Biography: Stanley Chow Lee, “Stan” was born on June 6, 1914, in Canton, China. He was the son of Lee H. Chow and Lew Sie. At the age of twelve, he was sponsored by an uncle to be brought to America and he made the voyage on a transport ship without any family aboard. The crew named him Stanley and the story is that the name stuck.
He soon became an American citizen and completed grammar school in Portland, Oregon. His enlistment record lists his civilian occupation as cook prior to entering the service.
Service Time: Stan entered the Army on March 16, 1942, at Presidio of Monterey, California. By December of 1943, he is listed on a payroll record as a Staff Sergeant in Company C of the 607th Tank Destroyer Battalion, located at Camp Cooke, CA, at that time. Company Morning Reports list his MOS as 824 (Cook), and he served as the company Mess Sergeant.
Company C landed at Utah Beach on the 23rd of June, 1944, and fought across Northern France, participated in the battles at Metz, France, in October and November, helped establish a bridgehead at Saarlautern, Germany, in early December, moved to the Ardennes in late January, 1945, crossed the Rhine River at Boppard, Germany, in late March, and ended the war near Plauen, Germany. He told his son a story about having “K” rations buried when they were overseas because the men were tired of eating the same food all the time. In order to get newer rations, they had to use what they had before anything else would be supplied. Burying them was a quick way to ‘run out’.
Like many men in the 607th who didn’t have enough points to return home following the end of the war, Stan was transferred to the 771st TD Bn in late June and served as part of the occupation troops. It is believed he returned home with the 771st, arriving in New York City on Nov. 29, 1945, aboard the USAT Edmund B. Alexander.
Stan was credited with five campaigns: Normandy, Northern France, Rhineland, Ardennes-Alsace and Central Germany. He earned the following medals: Good Conduct, EAME, American Campaign, WWII Victory and Army of Occupation. He was soon discharged and left the service at the rank of Staff Sergeant.
After returning home, Stan went to work in a Chinese restaurant in Vancouver, Washington, eventually working his way up to head chef. He met a waitress at work and he and Gertrude “Gert” Louise Zulauf were married in 1946. She was the daughter of George G. Zulauf and Louise Anna Dobler and was born in La Center, WA. The new couple eventually started their own restaurant in Gresham, OR, and had two sons, Raymond, born in 1948, and Richard in 1950.

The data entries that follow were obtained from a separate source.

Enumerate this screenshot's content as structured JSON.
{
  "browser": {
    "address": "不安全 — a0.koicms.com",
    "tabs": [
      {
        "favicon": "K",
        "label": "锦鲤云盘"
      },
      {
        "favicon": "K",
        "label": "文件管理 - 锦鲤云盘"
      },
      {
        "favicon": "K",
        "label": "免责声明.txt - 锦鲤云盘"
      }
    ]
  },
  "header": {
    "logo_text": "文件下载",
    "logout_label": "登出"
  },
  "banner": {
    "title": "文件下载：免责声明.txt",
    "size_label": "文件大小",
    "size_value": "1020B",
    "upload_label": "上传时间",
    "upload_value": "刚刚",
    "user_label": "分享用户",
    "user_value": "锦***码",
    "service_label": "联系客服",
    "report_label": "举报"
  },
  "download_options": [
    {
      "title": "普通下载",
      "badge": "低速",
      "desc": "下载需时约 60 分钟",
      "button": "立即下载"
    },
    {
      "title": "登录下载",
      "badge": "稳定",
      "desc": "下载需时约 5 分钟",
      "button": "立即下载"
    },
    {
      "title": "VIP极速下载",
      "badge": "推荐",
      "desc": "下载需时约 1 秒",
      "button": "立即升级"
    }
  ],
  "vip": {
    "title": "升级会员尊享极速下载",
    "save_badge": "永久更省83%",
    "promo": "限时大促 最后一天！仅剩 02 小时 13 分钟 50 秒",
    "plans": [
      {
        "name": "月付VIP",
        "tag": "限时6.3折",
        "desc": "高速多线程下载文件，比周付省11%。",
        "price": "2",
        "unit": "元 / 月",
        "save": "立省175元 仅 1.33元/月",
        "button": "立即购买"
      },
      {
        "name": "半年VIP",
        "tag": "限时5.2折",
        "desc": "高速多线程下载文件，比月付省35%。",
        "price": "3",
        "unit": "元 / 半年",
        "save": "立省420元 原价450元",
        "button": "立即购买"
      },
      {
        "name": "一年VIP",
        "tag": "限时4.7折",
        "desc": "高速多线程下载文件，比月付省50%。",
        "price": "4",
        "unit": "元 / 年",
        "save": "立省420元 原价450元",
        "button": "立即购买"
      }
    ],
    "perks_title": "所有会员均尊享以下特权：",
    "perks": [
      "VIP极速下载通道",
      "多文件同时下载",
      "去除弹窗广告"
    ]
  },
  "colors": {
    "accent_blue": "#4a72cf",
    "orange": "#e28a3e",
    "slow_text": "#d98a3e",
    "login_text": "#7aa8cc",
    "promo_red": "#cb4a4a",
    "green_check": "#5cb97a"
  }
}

They also raised two children from Gert’s previous marriage, John and Loretta Johnson. The photo below shows Stan and Gert in their Gresham restaurant. In his spare time, he enjoyed camping, fishing and visiting sites such as the Grand Canyon and Yellowstone with his family. Stan passed away on November 28, 1990, and was buried at the Willamette National Cemetery, Portland, Oregon.
We would like to thank Stan’s son, Ray, for providing the information and photos used in this tribute and Find A Grave contributor Judith for the grave marker photo.